Caerulin (5-200 μg/kg) is administered i.p. every hour for one to six hours. At varying time intervals, the mice are given i.p. injection of avertin and bled by cardiac puncture. The pancreas and spleen are evaluated for histopathology and increased levels of IL-1β, IL-6, and TNF-α. The blood is analyzed for increased levels of serum amylase and lipase. TNF-α or PKC-δ antisense oligonucleotides are administered by intraperitoneal injection at 4 hours pre-caerulin injections.
Concanavalin A-induced hepatitis is used as a murine model for hepatitis (Mizuhara, H., et al., J. Exp. Med., 1994, 179, 1529-1537). It has been shown that this type of liver injury is mediated by Fas (Seino, K., et al., Gastroenterology 1997, 113, 1315-1322). Certain types of viral hepatitis, including Hepatitis C, are also mediated by Fas (J. Gastroenterology and Hepatology, 1997, 12, S223-S226). Female Balb/c and C57BL/6 mice between the ages of 6 weeks and 3 months are used to assess the activity of TNF-α antisense oligonuclectides.
Mice are intravenenously injected with oligonucleotide. The pretreated mice are then intravenously injected with 0.3 mg concanavalin A (Con A) to induce liver injury. Within 24 hours following Con A injection, the livers are removed from the animals and analyzed for cell death (apoptosis) by in vitro methods. In some experiments, blood is collected from the retro-orbital vein.
To determine the therapeutic effects of TNF-α or PKC-δ antisense oligonucleotides in preventing allograft rejection, murine oligonucleotides are tested for activity in a murine vascularized heterotopic heart transplant model. Hearts from Balb/c mice are transplanted into the abdominal cavity of C3H mice as primary vascularized grafts essentially as described by Isobe et al., Circulation 1991, 84, 1246-1255. Oligonucleotide is administered by continuous intravenous administration via a 7-day Alzet pump.

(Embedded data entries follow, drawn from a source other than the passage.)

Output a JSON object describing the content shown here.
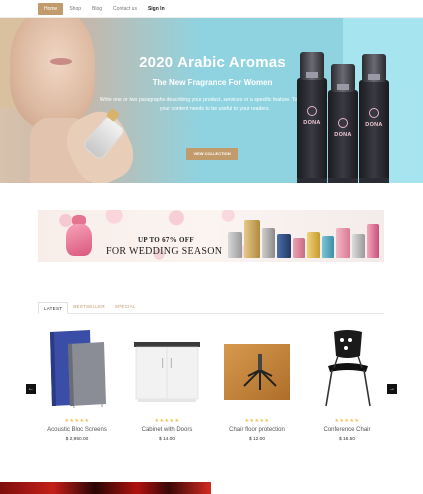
{
  "nav": {
    "items": [
      {
        "label": "Home"
      },
      {
        "label": "Shop"
      },
      {
        "label": "Blog"
      },
      {
        "label": "Contact us"
      },
      {
        "label": "Sign In"
      }
    ]
  },
  "hero": {
    "title": "2020 Arabic Aromas",
    "subtitle": "The New Fragrance For Women",
    "description": "Write one or two paragraphs describing your product, services or a specific feature. To be successful your content needs to be useful to your readers.",
    "button_label": "VIEW COLLECTION",
    "bottle_label": "DONA"
  },
  "banner": {
    "line1": "UP TO 67% OFF",
    "line2": "FOR WEDDING SEASON"
  },
  "tabs": [
    {
      "label": "LATEST"
    },
    {
      "label": "BESTSELLER"
    },
    {
      "label": "SPECIAL"
    }
  ],
  "products": [
    {
      "name": "Acoustic Bloc Screens",
      "price": "$ 2,950.00",
      "stars": "★★★★★"
    },
    {
      "name": "Cabinet with Doors",
      "price": "$ 14.00",
      "stars": "★★★★★"
    },
    {
      "name": "Chair floor protection",
      "price": "$ 12.00",
      "stars": "★★★★★"
    },
    {
      "name": "Conference Chair",
      "price": "$ 16.50",
      "stars": "★★★★★"
    }
  ],
  "carousel": {
    "prev": "←",
    "next": "→"
  },
  "colors": {
    "accent": "#c19b6c",
    "hero_bg": "#8fd3e0",
    "star": "#f0c050"
  }
}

The mean survival time for untreated mice is usually approximately 9-10 days. Treatment of the mice for 7 days with TNF-α antisense oligonucleotides is expected to increase the mean survival time.